the essential nature which illumes existence is the adorable one may all perceive through subtle intellect
the brilliance of enlightenment

The Gayatri Mantra

Om Bhur Bhuvah Swaha
Tat Savitur Varenyam
Bhargo Devasya Dhimahi
Dhiyo Yonaha Pracho Dayat Om.

May we meditate on the effulgent Light (or Power)
of the Worshipful One Who Has given birth to all worlds.
May this One direct our Mind-rays towards the path of Good.

The Gayatri Mantra

Om Bhur Bhuva Svaha Tat Savitur Varenyam
Bhargo Devasya Dheemahi Dhi Yo Yonah Prachodayat Om

O Lord, Thou are the protector of life and of breath,
dispeller of miseries and bestower of happiness.
Thou are the creator and the most acceptable intelligence,
possessing eternal qualities. May Thine qualities and Thy inspiration pass to us.


Monday, November 9, 2009

How to say Cheers in Irish???


Mercury in Scorpio

Mercury in Scorpio

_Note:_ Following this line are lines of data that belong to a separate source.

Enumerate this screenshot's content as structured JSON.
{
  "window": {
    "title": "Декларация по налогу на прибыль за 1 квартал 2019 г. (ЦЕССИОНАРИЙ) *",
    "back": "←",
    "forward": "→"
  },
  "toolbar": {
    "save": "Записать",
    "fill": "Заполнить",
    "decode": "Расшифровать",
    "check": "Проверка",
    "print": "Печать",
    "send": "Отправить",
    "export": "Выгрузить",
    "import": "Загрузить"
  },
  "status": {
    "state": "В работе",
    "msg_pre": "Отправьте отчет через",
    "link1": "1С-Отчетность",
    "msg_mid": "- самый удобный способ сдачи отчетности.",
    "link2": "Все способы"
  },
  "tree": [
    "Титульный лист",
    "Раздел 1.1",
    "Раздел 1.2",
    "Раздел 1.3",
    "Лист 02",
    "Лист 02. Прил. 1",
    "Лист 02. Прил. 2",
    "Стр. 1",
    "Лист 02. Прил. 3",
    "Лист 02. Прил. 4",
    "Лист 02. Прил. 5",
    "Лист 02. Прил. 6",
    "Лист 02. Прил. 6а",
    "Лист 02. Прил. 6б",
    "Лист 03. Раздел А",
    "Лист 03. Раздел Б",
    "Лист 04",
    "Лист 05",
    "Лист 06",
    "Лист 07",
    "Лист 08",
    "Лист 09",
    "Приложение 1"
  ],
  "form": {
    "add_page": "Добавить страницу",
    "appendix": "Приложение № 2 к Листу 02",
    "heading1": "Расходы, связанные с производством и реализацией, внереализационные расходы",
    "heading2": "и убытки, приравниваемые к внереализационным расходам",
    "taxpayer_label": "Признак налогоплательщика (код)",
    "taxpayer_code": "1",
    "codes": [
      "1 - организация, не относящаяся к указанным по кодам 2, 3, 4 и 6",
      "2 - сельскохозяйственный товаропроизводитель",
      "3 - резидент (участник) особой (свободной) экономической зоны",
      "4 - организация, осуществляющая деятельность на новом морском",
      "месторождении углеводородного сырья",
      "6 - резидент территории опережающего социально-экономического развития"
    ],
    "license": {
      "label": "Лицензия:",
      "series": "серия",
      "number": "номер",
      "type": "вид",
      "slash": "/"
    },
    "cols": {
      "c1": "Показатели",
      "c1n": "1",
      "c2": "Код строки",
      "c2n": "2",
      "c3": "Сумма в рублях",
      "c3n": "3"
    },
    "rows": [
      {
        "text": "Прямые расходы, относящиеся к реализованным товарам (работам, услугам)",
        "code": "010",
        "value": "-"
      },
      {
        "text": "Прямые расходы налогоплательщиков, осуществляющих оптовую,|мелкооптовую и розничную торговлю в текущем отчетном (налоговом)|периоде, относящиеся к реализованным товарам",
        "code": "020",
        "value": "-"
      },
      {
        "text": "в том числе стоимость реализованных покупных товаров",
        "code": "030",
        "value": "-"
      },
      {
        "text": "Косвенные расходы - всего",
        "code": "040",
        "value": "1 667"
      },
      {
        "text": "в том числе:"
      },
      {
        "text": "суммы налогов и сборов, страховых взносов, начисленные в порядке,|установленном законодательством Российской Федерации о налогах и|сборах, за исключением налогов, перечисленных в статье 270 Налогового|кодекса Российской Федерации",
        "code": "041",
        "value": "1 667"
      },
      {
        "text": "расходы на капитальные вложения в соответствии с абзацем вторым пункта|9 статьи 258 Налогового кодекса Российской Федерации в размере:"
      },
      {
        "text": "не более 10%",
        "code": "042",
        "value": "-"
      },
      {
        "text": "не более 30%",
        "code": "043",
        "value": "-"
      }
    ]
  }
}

The Sun and Mercury join forces in Scorpio
Mercury is called the first of the celestial Gods, the god Hermes… initiating men into Magic (and ancient word meaning “manifestation).” Mercury is Mithra, Wisdom, Buddhi (4th plane of reason Enlightenment, “reawakening” in the Divine Science (Ageless wisdom). The Aryan (5th) Race is born under Mercury. Mercury is the elder broth to Earth. Mercury receives seven times more light than any other planet.
The Secret Doctrine, H.P. Blavatsky
Mercury represents the Mind, which is the illuminating principle (Mercury “lights up” our mind with information). In Gemini (Mercury as personality ruler), Mercury provides us with information and the ability to disperse that information. In Virgo, Mercury also as personality ruler, Mercury allows us to organize our thought and data and to begin the process of discrimination. In Scorpio, as Hierarchical ruler, Mercury works within groups, opens the door from knowledge (abstract mind) into the world of intuition (Buddhi, 4th plane, pure reason, love/wisdom).